BEGIN
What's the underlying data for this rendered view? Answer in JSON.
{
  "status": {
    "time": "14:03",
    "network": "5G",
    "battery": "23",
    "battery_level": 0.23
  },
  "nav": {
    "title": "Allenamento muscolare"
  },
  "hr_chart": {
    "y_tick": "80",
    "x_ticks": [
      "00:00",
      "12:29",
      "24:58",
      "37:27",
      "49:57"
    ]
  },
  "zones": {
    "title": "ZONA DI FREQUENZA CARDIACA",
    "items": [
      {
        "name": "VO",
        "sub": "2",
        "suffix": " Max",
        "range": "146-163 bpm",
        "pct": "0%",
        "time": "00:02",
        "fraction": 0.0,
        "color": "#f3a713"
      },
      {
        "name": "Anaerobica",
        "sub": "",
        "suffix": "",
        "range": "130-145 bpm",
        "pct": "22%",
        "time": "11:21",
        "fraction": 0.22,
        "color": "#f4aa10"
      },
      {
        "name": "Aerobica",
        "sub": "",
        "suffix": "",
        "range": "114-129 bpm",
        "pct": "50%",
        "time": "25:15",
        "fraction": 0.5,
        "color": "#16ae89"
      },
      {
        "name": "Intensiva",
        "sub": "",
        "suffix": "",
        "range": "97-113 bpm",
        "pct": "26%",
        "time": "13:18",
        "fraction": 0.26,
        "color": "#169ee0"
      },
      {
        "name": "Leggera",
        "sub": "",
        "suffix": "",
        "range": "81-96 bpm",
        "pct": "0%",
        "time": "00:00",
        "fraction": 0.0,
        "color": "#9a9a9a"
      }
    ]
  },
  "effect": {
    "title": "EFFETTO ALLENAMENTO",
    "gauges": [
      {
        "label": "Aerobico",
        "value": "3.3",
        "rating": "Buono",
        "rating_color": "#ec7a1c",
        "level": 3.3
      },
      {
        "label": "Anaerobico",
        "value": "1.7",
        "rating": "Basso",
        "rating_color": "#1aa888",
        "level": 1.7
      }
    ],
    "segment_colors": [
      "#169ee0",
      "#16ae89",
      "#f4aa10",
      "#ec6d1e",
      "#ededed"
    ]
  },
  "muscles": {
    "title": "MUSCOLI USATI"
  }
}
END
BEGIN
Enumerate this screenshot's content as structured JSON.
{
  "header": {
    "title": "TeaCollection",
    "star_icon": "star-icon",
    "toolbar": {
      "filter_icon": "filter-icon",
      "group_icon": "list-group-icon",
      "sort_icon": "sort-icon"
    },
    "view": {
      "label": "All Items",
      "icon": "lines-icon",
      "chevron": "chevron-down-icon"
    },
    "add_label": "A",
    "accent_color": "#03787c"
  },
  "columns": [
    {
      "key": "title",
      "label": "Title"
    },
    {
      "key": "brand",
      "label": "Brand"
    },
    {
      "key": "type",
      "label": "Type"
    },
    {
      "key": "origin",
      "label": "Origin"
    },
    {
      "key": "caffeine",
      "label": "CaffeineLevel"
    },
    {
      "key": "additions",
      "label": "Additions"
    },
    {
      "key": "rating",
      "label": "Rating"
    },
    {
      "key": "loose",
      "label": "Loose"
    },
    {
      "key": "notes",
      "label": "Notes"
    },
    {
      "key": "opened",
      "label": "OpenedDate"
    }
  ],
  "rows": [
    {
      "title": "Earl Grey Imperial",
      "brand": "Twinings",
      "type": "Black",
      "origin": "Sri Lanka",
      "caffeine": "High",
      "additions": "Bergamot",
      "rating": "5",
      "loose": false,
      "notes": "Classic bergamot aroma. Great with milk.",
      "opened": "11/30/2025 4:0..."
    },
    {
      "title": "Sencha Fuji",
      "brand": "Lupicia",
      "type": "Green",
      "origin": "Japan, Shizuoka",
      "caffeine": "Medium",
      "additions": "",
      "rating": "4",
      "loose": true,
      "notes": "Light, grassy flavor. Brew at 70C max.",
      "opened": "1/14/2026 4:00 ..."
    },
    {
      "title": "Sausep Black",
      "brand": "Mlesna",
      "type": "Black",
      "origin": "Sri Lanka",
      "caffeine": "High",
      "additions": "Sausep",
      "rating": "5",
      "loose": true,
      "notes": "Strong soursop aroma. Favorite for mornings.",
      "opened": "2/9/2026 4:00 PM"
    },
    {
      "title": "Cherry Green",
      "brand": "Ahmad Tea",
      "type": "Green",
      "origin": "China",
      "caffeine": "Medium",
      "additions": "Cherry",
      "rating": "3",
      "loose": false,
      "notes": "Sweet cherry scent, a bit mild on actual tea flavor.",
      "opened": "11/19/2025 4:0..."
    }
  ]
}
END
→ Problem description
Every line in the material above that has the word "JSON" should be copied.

→ Response
What's the underlying data for this rendered view? Answer in JSON.
Enumerate this screenshot's content as structured JSON.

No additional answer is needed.